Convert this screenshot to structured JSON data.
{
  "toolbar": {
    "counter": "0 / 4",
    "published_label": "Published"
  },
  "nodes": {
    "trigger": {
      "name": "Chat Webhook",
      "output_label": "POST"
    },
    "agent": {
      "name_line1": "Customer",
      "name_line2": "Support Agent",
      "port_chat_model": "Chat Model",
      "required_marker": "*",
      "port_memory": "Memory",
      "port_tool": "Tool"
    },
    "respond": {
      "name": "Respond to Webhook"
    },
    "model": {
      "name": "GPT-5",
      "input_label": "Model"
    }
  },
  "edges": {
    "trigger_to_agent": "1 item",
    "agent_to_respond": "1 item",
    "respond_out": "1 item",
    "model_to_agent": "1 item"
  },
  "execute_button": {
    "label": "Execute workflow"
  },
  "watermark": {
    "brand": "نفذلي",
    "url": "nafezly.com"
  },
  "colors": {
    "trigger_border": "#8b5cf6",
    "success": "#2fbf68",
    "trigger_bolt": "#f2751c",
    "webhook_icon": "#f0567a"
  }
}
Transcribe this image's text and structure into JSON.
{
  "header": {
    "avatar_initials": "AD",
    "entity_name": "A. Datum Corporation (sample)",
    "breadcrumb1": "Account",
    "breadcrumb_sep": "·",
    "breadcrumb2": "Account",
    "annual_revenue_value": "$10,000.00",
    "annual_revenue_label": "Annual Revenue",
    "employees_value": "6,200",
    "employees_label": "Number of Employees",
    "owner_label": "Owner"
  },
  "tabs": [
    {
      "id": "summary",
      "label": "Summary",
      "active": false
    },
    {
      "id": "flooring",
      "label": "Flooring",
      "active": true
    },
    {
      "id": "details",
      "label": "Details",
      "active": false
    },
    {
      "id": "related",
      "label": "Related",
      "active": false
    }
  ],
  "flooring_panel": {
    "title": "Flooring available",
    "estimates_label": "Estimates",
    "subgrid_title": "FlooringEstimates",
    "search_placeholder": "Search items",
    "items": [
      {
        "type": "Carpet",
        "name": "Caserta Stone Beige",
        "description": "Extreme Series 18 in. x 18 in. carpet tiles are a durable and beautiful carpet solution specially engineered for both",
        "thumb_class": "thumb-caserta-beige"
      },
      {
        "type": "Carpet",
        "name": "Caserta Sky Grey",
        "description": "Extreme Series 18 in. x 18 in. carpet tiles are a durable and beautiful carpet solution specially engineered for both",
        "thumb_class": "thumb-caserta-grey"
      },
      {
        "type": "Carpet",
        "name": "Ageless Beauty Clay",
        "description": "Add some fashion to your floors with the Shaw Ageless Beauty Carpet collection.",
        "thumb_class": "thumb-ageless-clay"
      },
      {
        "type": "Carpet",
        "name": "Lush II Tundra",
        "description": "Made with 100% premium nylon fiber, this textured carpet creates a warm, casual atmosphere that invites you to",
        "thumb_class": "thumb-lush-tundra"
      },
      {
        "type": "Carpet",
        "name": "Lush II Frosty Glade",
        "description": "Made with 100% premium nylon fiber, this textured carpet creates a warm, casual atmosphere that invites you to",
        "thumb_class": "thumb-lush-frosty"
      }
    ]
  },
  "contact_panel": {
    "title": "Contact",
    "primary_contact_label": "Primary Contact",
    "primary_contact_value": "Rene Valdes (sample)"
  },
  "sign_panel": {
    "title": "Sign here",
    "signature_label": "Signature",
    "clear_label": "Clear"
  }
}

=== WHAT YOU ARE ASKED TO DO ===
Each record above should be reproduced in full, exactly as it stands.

=== RESPONSE TO THE EXERCISE ===
Convert this screenshot to structured JSON data.
{
  "toolbar": {
    "counter": "0 / 4",
    "published_label": "Published"
  },
  "nodes": {
    "trigger": {
      "name": "Chat Webhook",
      "output_label": "POST"
    },
    "agent": {
      "name_line1": "Customer",
      "name_line2": "Support Agent",
      "port_chat_model": "Chat Model",
      "required_marker": "*",
      "port_memory": "Memory",
      "port_tool": "Tool"
    },
    "respond": {
      "name": "Respond to Webhook"
    },
    "model": {
      "name": "GPT-5",
      "input_label": "Model"
    }
  },
  "edges": {
    "trigger_to_agent": "1 item",
    "agent_to_respond": "1 item",
    "respond_out": "1 item",
    "model_to_agent": "1 item"
  },
  "execute_button": {
    "label": "Execute workflow"
  },
  "watermark": {
    "brand": "نفذلي",
    "url": "nafezly.com"
  },
  "colors": {
    "trigger_border": "#8b5cf6",
    "success": "#2fbf68",
    "trigger_bolt": "#f2751c",
    "webhook_icon": "#f0567a"
  }
}
Transcribe this image's text and structure into JSON.
{
  "header": {
    "avatar_initials": "AD",
    "entity_name": "A. Datum Corporation (sample)",
    "breadcrumb1": "Account",
    "breadcrumb_sep": "·",
    "breadcrumb2": "Account",
    "annual_revenue_value": "$10,000.00",
    "annual_revenue_label": "Annual Revenue",
    "employees_value": "6,200",
    "employees_label": "Number of Employees",
    "owner_label": "Owner"
  },
  "tabs": [
    {
      "id": "summary",
      "label": "Summary",
      "active": false
    },
    {
      "id": "flooring",
      "label": "Flooring",
      "active": true
    },
    {
      "id": "details",
      "label": "Details",
      "active": false
    },
    {
      "id": "related",
      "label": "Related",
      "active": false
    }
  ],
  "flooring_panel": {
    "title": "Flooring available",
    "estimates_label": "Estimates",
    "subgrid_title": "FlooringEstimates",
    "search_placeholder": "Search items",
    "items": [
      {
        "type": "Carpet",
        "name": "Caserta Stone Beige",
        "description": "Extreme Series 18 in. x 18 in. carpet tiles are a durable and beautiful carpet solution specially engineered for both",
        "thumb_class": "thumb-caserta-beige"
      },
      {
        "type": "Carpet",
        "name": "Caserta Sky Grey",
        "description": "Extreme Series 18 in. x 18 in. carpet tiles are a durable and beautiful carpet solution specially engineered for both",
        "thumb_class": "thumb-caserta-grey"
      },
      {
        "type": "Carpet",
        "name": "Ageless Beauty Clay",
        "description": "Add some fashion to your floors with the Shaw Ageless Beauty Carpet collection.",
        "thumb_class": "thumb-ageless-clay"
      },
      {
        "type": "Carpet",
        "name": "Lush II Tundra",
        "description": "Made with 100% premium nylon fiber, this textured carpet creates a warm, casual atmosphere that invites you to",
        "thumb_class": "thumb-lush-tundra"
      },
      {
        "type": "Carpet",
        "name": "Lush II Frosty Glade",
        "description": "Made with 100% premium nylon fiber, this textured carpet creates a warm, casual atmosphere that invites you to",
        "thumb_class": "thumb-lush-frosty"
      }
    ]
  },
  "contact_panel": {
    "title": "Contact",
    "primary_contact_label": "Primary Contact",
    "primary_contact_value": "Rene Valdes (sample)"
  },
  "sign_panel": {
    "title": "Sign here",
    "signature_label": "Signature",
    "clear_label": "Clear"
  }
}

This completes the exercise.